Another game that, upon its release, seemed to remold the original into what we saw in our minds while playing the now-crusty PS1 game. Capcom’s zombie haunted house sim spooked suburban kids in 1996 with jagged polygons and rabid dog jump-scares. This lovingly crafted recreation evokes the sense of atmosphere and dread the original could only hint at. It’s the difference between riding a carnival ghost train and learning a murder took place in your new house right after you sign the mortgage papers.
The greatest fake-out in gaming history. Everyone knew Donkey Kong. We played it (or our parents did) in 1981 at the arcades. We knew the sounds and movements by memory. We thought we were getting to play it portably. For many, that would have been enough. And that’s exactly what happens… but after those first four levels, the game erupts into a stunning puzzle-action game overflowing with 100 levels and advanced techniques and Mario (née Jumpman) doing backflips and handstands. A near-perfect game.
The less said about these, the better. Just know that all original games are top-class and worth seeking out. If you stumble across these versions first, know they are imposters and must be avoided at all costs.
Someone thought remaking the classic text-adventure with chintzy cartoon visuals and auto-battles was a sound creative decision.
Okay, so this is an alright game. But any attempt to rekindle the Super FX chip magic of the SNES wonder will almost assuredly fail. And it’s a long way to fall from the top. The Wii U (and now 3DS) Yoshi’s Woolly World fared much, much better by being its own thing.
Imagine playing Mega Man 2 using Virtual Buttons on your smart device circa 2009.
The physicality and inventiveness of using actual bongos to control a platformer made this late GameCube release a bold and seriously underappreciated gem. The Wii-make not only stripped the cathartic pounding from the design but also changed basic aspects of the game that flattened the appeal of the original’s rhythmic score-attack challenge.
Asteroids is one of the greatest games of all time. It is pure. It looks like liquid diamonds. It is hard but fair, a test of cunning and patience and, dare I say, valor. Blasteroids, Atari’s 1987 follow-up, distorts the original with needless complications and un-fun additions. Worse: They “updated” the vector graphics into blurry pixels that clutter up the screen. A travesty.

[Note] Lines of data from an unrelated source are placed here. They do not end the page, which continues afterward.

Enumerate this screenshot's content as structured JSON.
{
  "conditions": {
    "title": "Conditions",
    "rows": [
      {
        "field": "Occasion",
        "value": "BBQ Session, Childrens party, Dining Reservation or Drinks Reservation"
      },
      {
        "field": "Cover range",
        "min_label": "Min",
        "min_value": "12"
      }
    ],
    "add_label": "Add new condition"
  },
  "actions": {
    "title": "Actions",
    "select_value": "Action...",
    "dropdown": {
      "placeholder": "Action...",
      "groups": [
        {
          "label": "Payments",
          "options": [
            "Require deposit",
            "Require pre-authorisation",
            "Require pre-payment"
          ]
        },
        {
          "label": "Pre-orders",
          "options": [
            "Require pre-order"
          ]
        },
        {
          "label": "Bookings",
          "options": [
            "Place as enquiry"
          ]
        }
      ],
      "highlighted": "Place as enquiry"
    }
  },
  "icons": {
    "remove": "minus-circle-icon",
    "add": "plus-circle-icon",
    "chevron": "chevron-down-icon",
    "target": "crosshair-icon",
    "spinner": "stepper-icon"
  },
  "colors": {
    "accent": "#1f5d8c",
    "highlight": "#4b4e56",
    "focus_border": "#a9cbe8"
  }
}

Since 2003, Jon Irwin has been paid to write about film, techno, ice cream, wine, golf, drag-racing, French children and videogames. His first book, Super Mario Bros. 2, was published last year by Boss Fight Books. Follow along: @WinWinIrwin.